yummy yummy yummy julie london’s got love in her tummy

JulieLondon 1956 close up 1500 crop

ANYTHING WITH “BEATLES” on it was hot prop­erty in the ’60s. Artists across the gamut of mu­sical genres and styles recorded songs bearing the Lennon-McCartney im­print. Along with the ex­pected rock and pop artists, the oc­ca­sional country and folk artist and even a jazz singer delved into the Fab Four’s song­book. Few of these non-rock artists en­joyed any no­table com­mer­cial suc­cess with these at­tempts. READ MORE

this was a time when it would benefit an artist to stand up

JethroTull Devonshire1970 1500 crop
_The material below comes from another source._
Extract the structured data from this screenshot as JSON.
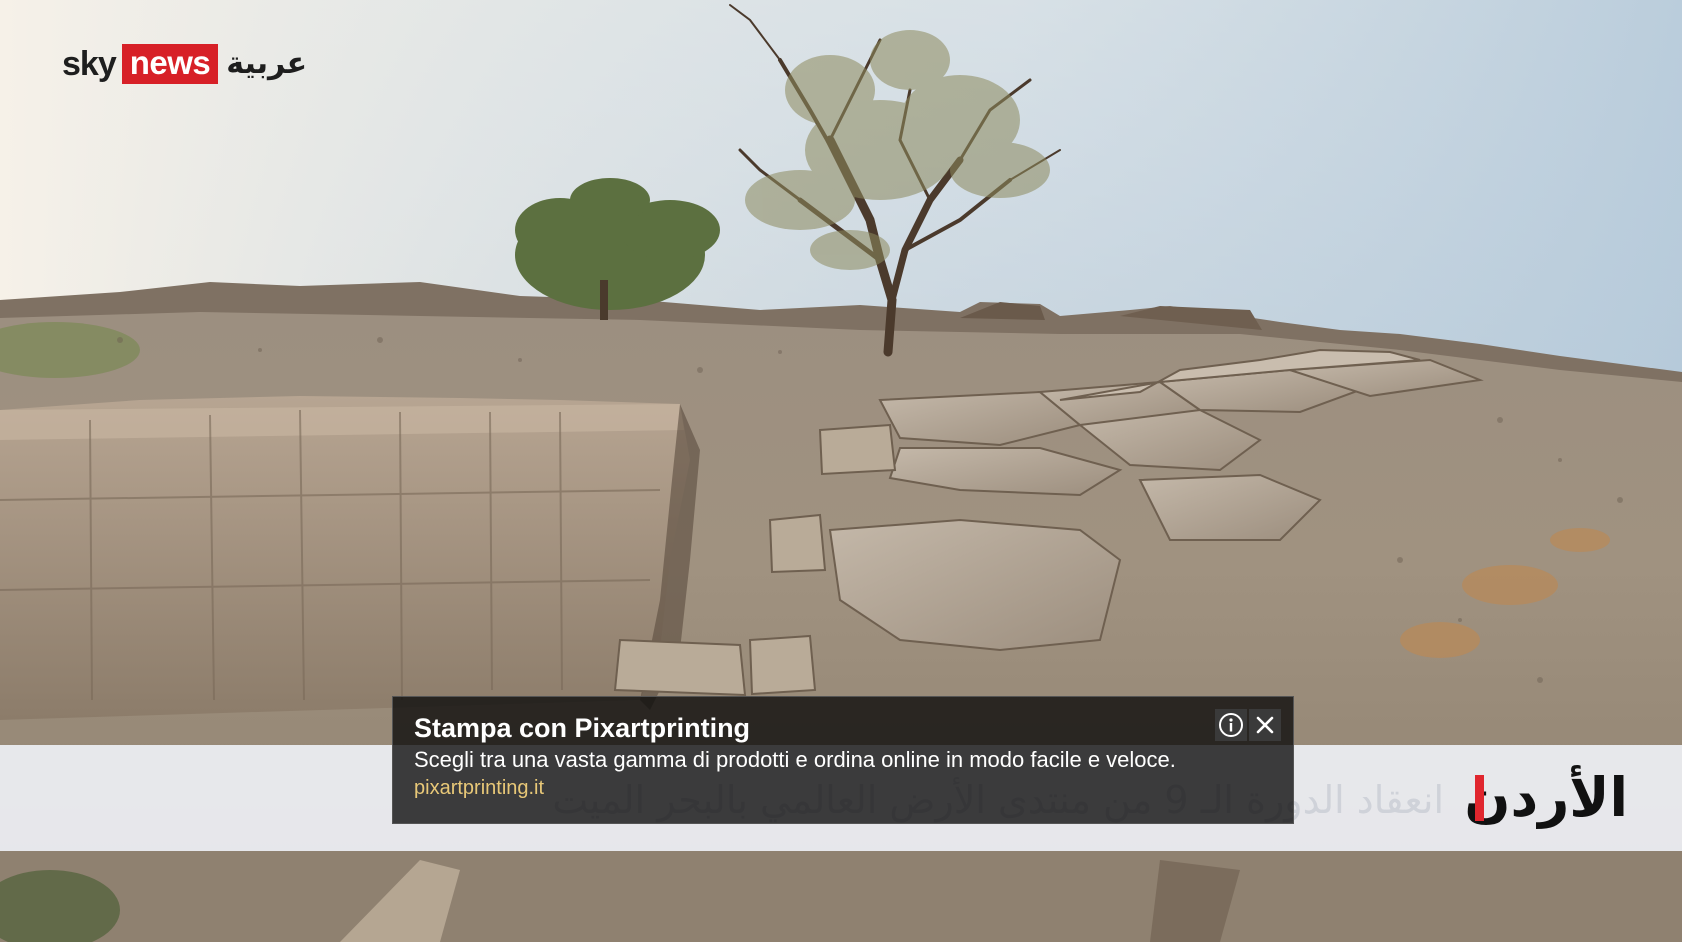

I WAS ONE OF THOSE TEENS who prided them­selves in having a re­ally cool record col­lec­tion, brag­ging about al­bums and sin­gles few of my clue­less high school peers had ever heard of. So, of course, I was a big fan of Warner/Reprise Records in the late ’60s. Aside from cham­pi­oning my beloved Kinks (and Grom­mett save them!), by 1970 they had signed one of my he­roes, the all-but-unknown Neil Young, and the group that was fast be­coming my new ob­ses­sion, the Beach Boys. READ MORE

mike love’s excitations and good vibrations

BrianWilson MikeLove studio 1966 1500 1

MIKE LOVE OF THE BEACH BOYS has a rep­u­ta­tion that has dogged him around for al­most fifty—and it’s gen­er­ally as one of the most un­pleasant people in the world of rock & roll music. Be­cause of this, he has been un­fairly cas­ti­gated for his role in the Beach Boys. In fact, many of his con­tri­bu­tions to the group’s artistic and fi­nan­cial suc­cess are often over­looked if not in­ten­tion­ally den­i­grated by critics and his­to­rians swayed by his rep. READ MORE